“I beat him 8-0 in a four-minute fun match we held outside at the end of the year. He never came back.”

Cowger made the starting lineup for the Raiders as a freshman and finished second in the NAIA regionals. Then, in his first match of the national tournament, he upset the No. 1-ranked wrestler in the country.

“What he did is he took the opportunities presented to him and he took advantage of them,” Thorpe said. “He’s one of the hardest workers I’ve ever coached. He didn’t just grow as a wrestler. He grew in all facets of his life. Student, person, coach.

“His development came in all facets. He became more coachable. What he’s doing is he’s taken advantage of opportunities to make himself a better all-around athlete, an all-around person.”

Cowger, who is graduating with a degree in physical education and engaged to be married, is ready for the “next chapter,” Thorpe said.

Cowger will begin work on a master’s degree in the fall.

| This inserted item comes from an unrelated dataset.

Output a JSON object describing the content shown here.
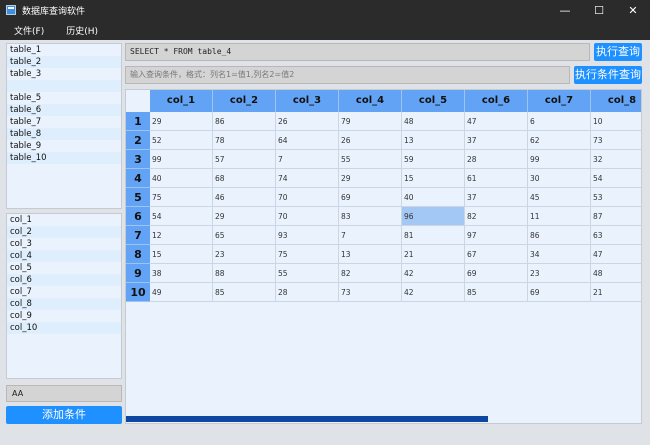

“He’s done competing. Now he gets to start giving back,” Thorpe said.

Ritchey said he grabbed Cowger for his staff because, “one, he’s passionate about the sport, and two, he knows about what we do. And he has a great personality for coaching.”

All that experience at the national tournament, where the Raiders have won two of their five championships in Ritchey’s 23 years as head coach, doesn’t exactly hurt either, he said.

“He’s just one of those guys I think will be a great coach. He’s a great person to have on your staff.

“Obviously, he’s very young. I’m getting old. I want to find somebody to pour my knowledge into. I want to pass on the things I know and he’s coachable.

“He’s been coachable this whole time and I’m excited to invest in him. We’ll see where it’s at when I’m done and where he’s at then.

“He does the little extra. That’s the difference.”